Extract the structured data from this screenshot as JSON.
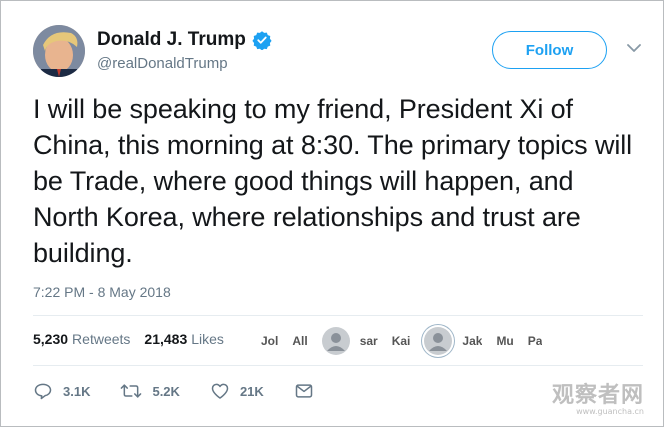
{
  "tweet": {
    "author": {
      "name": "Donald J. Trump",
      "handle": "@realDonaldTrump",
      "verified": true
    },
    "follow_label": "Follow",
    "text": "I will be speaking to my friend, President Xi of China, this morning at 8:30. The primary topics will be Trade, where good things will happen, and North Korea, where relationships and trust are building.",
    "timestamp": "7:22 PM - 8 May 2018",
    "stats": {
      "retweets_count": "5,230",
      "retweets_label": "Retweets",
      "likes_count": "21,483",
      "likes_label": "Likes"
    },
    "likers": [
      "Jol",
      "All",
      "sar",
      "Kai",
      "Jak",
      "Mu",
      "Pa"
    ],
    "actions": {
      "reply_count": "3.1K",
      "retweet_count": "5.2K",
      "like_count": "21K"
    }
  },
  "watermark": {
    "main": "观察者网",
    "sub": "www.guancha.cn"
  },
  "colors": {
    "accent": "#1da1f2",
    "text": "#14171a",
    "secondary": "#657786"
  },
  "icons": [
    "verified-badge-icon",
    "chevron-down-icon",
    "reply-icon",
    "retweet-icon",
    "like-icon",
    "direct-message-icon"
  ]
}
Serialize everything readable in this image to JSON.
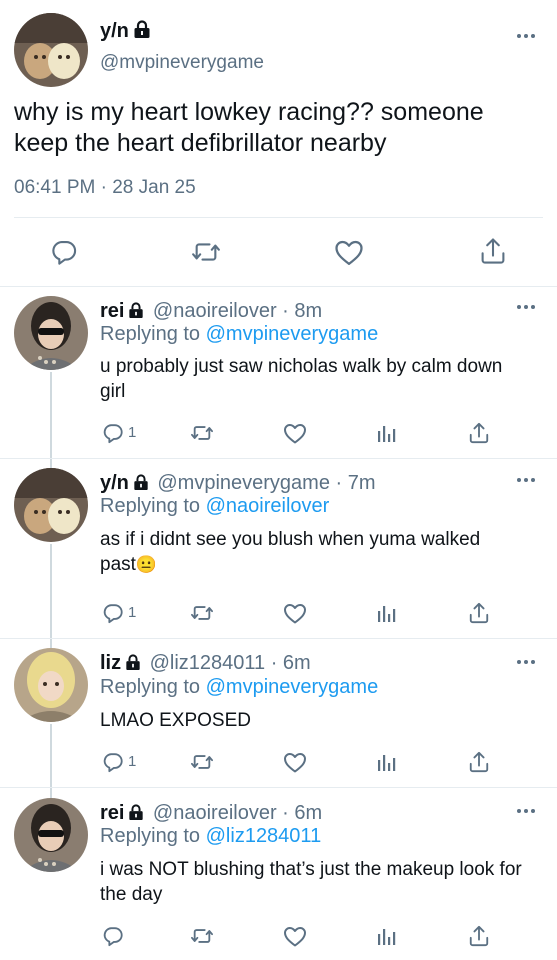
{
  "main_tweet": {
    "name": "y/n",
    "handle": "@mvpineverygame",
    "text": "why is my heart lowkey racing?? someone keep the heart defibrillator nearby",
    "timestamp": "06:41 PM · 28 Jan 25"
  },
  "replies": [
    {
      "name": "rei",
      "meta": "@naoireilover · 8m",
      "replying_prefix": "Replying to ",
      "replying_to": "@mvpineverygame",
      "text": "u probably just saw nicholas walk by calm down girl",
      "reply_count": "1"
    },
    {
      "name": "y/n",
      "meta": "@mvpineverygame · 7m",
      "replying_prefix": "Replying to ",
      "replying_to": "@naoireilover",
      "text": "as if i didnt see you blush when yuma walked past",
      "emoji": "😐",
      "reply_count": "1"
    },
    {
      "name": "liz",
      "meta": "@liz1284011 · 6m",
      "replying_prefix": "Replying to ",
      "replying_to": "@mvpineverygame",
      "text": "LMAO EXPOSED",
      "reply_count": "1"
    },
    {
      "name": "rei",
      "meta": "@naoireilover · 6m",
      "replying_prefix": "Replying to ",
      "replying_to": "@liz1284011",
      "text": "i was NOT blushing that’s just the makeup look for the day",
      "reply_count": ""
    }
  ],
  "colors": {
    "accent": "#1d9bf0",
    "secondary_text": "#5b7083",
    "divider": "#e6ecf0"
  },
  "icons": [
    "lock-icon",
    "more-icon",
    "reply-icon",
    "retweet-icon",
    "like-icon",
    "share-icon",
    "analytics-icon"
  ]
}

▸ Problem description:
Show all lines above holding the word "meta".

▸ Task answer:
      "meta": "@naoireilover · 8m",
      "meta": "@mvpineverygame · 7m",
      "meta": "@liz1284011 · 6m",
      "meta": "@naoireilover · 6m",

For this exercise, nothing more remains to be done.